*Task instructions*
Filter the entries for lines with the word "Давай".

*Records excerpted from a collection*
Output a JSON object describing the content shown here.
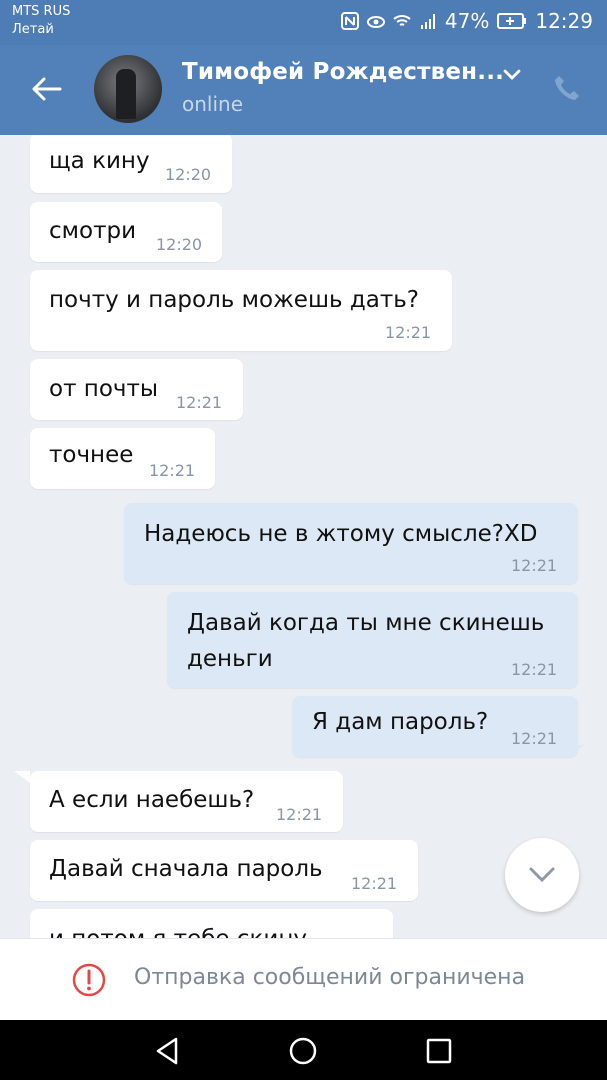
{
  "status_bar": {
    "carrier_line1": "MTS RUS",
    "carrier_line2": "Летай",
    "battery": "47%",
    "time": "12:29"
  },
  "header": {
    "contact_name": "Тимофей Рождествен...",
    "contact_status": "online",
    "accent_color": "#5181b8"
  },
  "messages": [
    {
      "direction": "in",
      "text": "ща кину",
      "time": "12:20"
    },
    {
      "direction": "in",
      "text": "смотри",
      "time": "12:20"
    },
    {
      "direction": "in",
      "text": "почту и пароль можешь дать?",
      "time": "12:21"
    },
    {
      "direction": "in",
      "text": "от почты",
      "time": "12:21"
    },
    {
      "direction": "in",
      "text": "точнее",
      "time": "12:21"
    },
    {
      "direction": "out",
      "text": "Надеюсь не в жтому смысле?XD",
      "time": "12:21"
    },
    {
      "direction": "out",
      "text_line1": "Давай когда ты мне скинешь",
      "text_line2": "деньги",
      "time": "12:21"
    },
    {
      "direction": "out",
      "text": "Я дам пароль?",
      "time": "12:21"
    },
    {
      "direction": "in",
      "text": "А если наебешь?",
      "time": "12:21"
    },
    {
      "direction": "in",
      "text": "Давай сначала пароль",
      "time": "12:21"
    },
    {
      "direction": "in",
      "text": "и потом я тебе скину"
    }
  ],
  "footer": {
    "notice": "Отправка сообщений ограничена",
    "notice_icon_color": "#e64646"
  },
  "icons": [
    "nfc-icon",
    "eye-icon",
    "wifi-icon",
    "signal-icon",
    "battery-icon",
    "back-arrow-icon",
    "chevron-down-icon",
    "phone-icon",
    "scroll-down-icon",
    "warning-icon",
    "nav-back-icon",
    "nav-home-icon",
    "nav-recent-icon"
  ]
}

*Solution for this problem*
      "text_line1": "Давай когда ты мне скинешь",
      "text": "Давай сначала пароль",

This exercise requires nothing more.